I can understand the cynicism , but allow the early adopters to pay the extremely high prices so that better and better, less expensive versions and techniques can be made.

The amazing thing about nature, it will always find a way to kill you! Sooner or later she's going to get you. Appreciate the beauty :-)

Comment: Lemmings rule.... (Score 1) 203

by justcauseisjustthat (#47832421) Attached to: Is There a Creativity Deficit In Science?
When you believe I need to get a grant and I need to publish this or that to make a major breakthrough you are just being a lemming.
Now take the teenager who had the desire to create a Pancreatic Cancer Test and didn't have all those rule drubbed into him, he just did it.
Those formally trained in research do splendid formal research, those with desire and no rules make amazing breakthrough.... Maybe :-)

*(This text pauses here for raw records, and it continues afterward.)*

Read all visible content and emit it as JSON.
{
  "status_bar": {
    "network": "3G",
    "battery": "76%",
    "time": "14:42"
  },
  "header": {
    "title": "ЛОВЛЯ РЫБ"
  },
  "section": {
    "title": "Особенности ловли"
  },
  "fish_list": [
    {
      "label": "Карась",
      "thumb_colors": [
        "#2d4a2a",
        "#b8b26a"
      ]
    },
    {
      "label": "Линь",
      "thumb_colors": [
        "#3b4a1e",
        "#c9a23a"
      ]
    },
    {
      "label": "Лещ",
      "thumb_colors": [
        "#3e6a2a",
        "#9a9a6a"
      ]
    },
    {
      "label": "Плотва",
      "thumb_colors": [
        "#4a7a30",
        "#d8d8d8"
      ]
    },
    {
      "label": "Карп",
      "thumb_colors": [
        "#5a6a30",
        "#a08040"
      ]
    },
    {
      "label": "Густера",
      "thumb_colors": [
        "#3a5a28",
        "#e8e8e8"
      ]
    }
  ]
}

Comment: Re:Executive Orders Need to Expire, and Quickly (Score 3, Interesting) 180

If the president had to go through congress to do everything, nothing would get done. I think the Obama administration is still trying to get appointments through congress from 2 years ago.

On the other hand the expiration idea has merit.

Comment: So a victim gets sued by victims? (Score 0) 66

by justcauseisjustthat (#47523447) Attached to: Sony Agrees To $17.75m Settlement For 2011 PSN Attack
If the criminals (hackers) had physically (instead of virtually) broken into Sony, physically stolen customer information would Sony be responsible in that case also? At what point is it just a crime against both Sony and it's customers?

I can see people writing that the security should have been better, well the same can be true in a physical crime also. Just seems odd to me, and how do we define when a company/person is liable in this kind of situation where they are also the victim?

If you aren't rich you should always look useful. -- Louis-Ferdinand Celine